Note: primary sources have slightly different requirements for citation. Please see these guidelines for more information.

Cited article

Teaching Our Way to Success: Equal Outcomes in Education Are Non-Negotiable. Every Statistic Bandied about in the Name of Reform Represents a Child's Life
Settings

Settings

Typeface
Text size Smaller Larger Reset View mode
Search within

Search within this article

Look up

Look up a word

  • Dictionary
  • Thesaurus
Please submit a word or phrase above.
Print this page

Print this page

Why can't I print more than one page at a time?

Help
Full screen
Items saved from this article
  • Highlights & Notes
  • Citations
Some of your highlights are legacy items.

Highlights saved before July 30, 2012 will not be displayed on their respective source pages.

You can easily re-create the highlights by opening the book page or article, selecting the text, and clicking “Highlight.”

matching results for page

    Questia reader help

    How to highlight and cite specific passages

    1. Click or tap the first word you want to select.
    2. Click or tap the last word you want to select, and you’ll see everything in between get selected.
    3. You’ll then get a menu of options like creating a highlight or a citation from that passage of text.

    OK, got it!

    Cited passage

    Style
    Citations are available only to our active members.
    Buy instant access to cite pages or passages in MLA 8, MLA 7, APA and Chicago citation styles.

    "Portraying himself as an honest, ordinary person helped Lincoln identify with his audiences." (Einhorn, 1992, p. 25).

    "Portraying himself as an honest, ordinary person helped Lincoln identify with his audiences." (Einhorn 25)

    "Portraying himself as an honest, ordinary person helped Lincoln identify with his audiences." (Einhorn 25)

    "Portraying himself as an honest, ordinary person helped Lincoln identify with his audiences."1

    1. Lois J. Einhorn, Abraham Lincoln, the Orator: Penetrating the Lincoln Legend (Westport, CT: Greenwood Press, 1992), 25, http://www.questia.com/read/27419298.

    Cited passage

    Thanks for trying Questia!

    Please continue trying out our research tools, but please note, full functionality is available only to our active members.

    Your work will be lost once you leave this Web page.

    Buy instant access to save your work.

    Already a member?
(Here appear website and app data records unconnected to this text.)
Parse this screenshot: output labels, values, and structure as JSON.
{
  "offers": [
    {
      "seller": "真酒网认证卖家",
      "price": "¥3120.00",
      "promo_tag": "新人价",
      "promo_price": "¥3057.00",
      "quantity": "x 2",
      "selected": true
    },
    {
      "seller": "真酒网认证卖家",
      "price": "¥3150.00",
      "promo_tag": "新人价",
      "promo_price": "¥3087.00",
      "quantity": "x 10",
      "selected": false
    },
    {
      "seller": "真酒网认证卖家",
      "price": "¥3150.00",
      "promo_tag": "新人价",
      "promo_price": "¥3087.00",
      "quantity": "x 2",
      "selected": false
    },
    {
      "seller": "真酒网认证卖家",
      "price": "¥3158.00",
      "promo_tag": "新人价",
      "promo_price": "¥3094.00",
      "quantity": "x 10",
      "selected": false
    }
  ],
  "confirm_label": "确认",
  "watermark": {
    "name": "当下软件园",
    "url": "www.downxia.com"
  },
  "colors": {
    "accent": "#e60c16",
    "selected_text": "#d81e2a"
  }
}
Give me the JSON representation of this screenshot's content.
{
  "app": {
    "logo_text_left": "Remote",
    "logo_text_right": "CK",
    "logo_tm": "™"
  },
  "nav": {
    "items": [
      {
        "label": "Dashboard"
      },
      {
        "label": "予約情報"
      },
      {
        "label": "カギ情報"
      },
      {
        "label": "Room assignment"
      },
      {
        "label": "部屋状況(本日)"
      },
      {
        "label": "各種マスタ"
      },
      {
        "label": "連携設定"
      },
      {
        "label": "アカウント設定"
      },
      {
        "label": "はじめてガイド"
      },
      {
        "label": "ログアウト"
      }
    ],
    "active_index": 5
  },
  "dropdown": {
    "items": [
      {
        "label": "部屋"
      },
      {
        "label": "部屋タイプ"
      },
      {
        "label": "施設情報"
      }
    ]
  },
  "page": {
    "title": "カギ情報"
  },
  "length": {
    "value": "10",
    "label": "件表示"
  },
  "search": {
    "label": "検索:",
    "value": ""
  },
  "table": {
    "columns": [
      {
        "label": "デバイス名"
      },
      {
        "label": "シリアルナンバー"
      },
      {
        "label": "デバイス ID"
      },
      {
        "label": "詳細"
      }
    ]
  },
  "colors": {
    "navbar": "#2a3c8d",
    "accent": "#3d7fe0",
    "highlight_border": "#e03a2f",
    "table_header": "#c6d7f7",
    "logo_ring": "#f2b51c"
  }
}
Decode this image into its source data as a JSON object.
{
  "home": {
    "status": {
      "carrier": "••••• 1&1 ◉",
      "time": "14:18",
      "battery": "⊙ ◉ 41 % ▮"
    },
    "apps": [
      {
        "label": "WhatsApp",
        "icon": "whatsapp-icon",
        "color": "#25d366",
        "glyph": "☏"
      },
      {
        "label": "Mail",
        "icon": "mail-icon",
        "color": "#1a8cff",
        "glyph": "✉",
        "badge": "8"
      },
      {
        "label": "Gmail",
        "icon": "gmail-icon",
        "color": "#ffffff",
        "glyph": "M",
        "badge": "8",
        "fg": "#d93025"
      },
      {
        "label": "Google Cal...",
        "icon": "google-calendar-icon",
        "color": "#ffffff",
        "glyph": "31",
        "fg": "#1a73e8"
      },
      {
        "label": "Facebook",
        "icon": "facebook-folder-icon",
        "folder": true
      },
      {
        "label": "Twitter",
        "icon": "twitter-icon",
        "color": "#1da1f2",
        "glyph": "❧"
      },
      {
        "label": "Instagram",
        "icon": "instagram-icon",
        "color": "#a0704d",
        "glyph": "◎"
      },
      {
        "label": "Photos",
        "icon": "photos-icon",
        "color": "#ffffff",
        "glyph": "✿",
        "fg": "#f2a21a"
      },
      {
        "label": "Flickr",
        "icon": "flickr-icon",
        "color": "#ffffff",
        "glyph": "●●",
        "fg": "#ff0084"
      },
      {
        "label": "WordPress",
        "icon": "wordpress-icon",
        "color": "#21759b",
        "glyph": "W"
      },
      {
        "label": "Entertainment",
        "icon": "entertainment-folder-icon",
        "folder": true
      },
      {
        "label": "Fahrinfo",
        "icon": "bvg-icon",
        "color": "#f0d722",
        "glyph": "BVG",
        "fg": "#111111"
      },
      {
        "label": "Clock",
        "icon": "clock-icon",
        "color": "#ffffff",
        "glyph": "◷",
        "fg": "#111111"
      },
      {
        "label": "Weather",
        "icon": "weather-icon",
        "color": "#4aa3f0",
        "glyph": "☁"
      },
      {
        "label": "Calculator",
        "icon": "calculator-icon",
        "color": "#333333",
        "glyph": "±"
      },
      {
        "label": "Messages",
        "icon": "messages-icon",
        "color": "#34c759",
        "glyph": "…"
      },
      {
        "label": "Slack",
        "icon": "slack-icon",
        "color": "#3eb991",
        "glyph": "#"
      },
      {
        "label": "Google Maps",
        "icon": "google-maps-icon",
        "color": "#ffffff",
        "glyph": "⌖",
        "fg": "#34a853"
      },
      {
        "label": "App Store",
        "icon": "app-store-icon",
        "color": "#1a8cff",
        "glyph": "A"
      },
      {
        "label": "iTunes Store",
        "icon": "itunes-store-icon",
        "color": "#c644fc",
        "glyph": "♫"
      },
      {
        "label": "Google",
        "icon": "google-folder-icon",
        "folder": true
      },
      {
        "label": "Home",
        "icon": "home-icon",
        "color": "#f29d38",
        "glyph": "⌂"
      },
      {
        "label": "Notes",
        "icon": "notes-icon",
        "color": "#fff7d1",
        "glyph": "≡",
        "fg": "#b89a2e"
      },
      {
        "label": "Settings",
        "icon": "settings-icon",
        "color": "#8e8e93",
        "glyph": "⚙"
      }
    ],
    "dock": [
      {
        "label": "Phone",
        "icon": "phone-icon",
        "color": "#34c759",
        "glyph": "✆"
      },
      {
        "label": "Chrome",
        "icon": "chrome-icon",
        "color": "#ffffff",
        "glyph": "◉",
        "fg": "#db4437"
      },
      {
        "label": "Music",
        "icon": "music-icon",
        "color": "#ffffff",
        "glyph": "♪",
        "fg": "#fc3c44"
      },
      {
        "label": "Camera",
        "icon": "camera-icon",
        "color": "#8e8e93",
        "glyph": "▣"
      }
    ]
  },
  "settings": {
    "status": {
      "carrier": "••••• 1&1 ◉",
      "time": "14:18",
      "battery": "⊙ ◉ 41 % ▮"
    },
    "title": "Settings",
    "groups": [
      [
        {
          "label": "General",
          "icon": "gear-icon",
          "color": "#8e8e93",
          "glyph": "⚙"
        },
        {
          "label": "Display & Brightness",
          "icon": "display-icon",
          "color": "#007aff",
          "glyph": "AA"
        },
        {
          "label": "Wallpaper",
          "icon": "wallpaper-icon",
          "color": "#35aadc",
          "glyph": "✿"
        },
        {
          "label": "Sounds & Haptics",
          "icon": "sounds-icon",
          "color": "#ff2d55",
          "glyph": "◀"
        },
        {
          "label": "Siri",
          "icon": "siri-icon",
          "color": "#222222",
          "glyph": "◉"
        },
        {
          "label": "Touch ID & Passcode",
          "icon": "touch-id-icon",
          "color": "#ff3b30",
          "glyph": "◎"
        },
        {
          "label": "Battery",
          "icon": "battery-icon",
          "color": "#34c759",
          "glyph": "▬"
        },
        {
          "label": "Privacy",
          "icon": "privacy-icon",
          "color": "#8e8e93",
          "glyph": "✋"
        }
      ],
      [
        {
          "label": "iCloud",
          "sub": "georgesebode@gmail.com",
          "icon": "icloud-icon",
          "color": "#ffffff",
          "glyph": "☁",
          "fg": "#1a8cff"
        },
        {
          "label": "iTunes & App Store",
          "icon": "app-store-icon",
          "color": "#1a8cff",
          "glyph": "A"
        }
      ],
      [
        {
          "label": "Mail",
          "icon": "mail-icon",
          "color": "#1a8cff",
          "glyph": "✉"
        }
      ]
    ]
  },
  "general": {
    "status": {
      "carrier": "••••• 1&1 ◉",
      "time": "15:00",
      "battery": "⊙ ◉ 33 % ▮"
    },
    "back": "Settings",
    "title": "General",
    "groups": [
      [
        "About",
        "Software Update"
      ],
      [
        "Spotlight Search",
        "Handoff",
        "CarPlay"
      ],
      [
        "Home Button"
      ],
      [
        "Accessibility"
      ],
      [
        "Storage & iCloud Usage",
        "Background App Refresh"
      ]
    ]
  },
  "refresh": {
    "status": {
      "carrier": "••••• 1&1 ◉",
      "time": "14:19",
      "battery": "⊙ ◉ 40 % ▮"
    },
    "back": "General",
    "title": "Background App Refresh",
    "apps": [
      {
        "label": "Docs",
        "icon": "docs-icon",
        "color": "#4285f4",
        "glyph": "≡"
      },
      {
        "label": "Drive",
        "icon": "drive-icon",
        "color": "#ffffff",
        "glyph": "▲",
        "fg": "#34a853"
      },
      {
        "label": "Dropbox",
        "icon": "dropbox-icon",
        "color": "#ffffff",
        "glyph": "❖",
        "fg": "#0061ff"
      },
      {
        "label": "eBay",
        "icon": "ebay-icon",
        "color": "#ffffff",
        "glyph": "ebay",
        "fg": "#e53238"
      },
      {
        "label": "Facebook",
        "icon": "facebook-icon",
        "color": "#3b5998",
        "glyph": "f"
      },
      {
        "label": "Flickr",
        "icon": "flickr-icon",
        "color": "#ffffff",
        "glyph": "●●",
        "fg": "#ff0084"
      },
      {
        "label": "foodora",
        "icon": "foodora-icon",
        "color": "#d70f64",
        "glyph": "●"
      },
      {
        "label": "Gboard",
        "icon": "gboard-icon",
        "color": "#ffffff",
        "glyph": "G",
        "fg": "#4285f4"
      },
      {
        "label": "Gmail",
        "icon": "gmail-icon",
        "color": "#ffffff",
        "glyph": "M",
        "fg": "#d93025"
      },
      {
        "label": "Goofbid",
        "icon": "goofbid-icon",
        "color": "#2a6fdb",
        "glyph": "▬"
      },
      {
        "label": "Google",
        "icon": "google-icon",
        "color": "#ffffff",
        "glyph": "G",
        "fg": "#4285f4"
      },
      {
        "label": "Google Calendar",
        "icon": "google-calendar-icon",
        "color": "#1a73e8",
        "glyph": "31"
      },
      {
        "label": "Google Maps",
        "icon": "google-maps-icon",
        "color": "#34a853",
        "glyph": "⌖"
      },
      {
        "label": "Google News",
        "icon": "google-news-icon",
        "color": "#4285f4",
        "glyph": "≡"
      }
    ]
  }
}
Log in now.

    Search by... Author
    Show... All Results Primary Sources Peer-reviewed

    Oops!

    An unknown error has occurred. Please click the button below to reload the page. If the problem persists, please try again in a little while.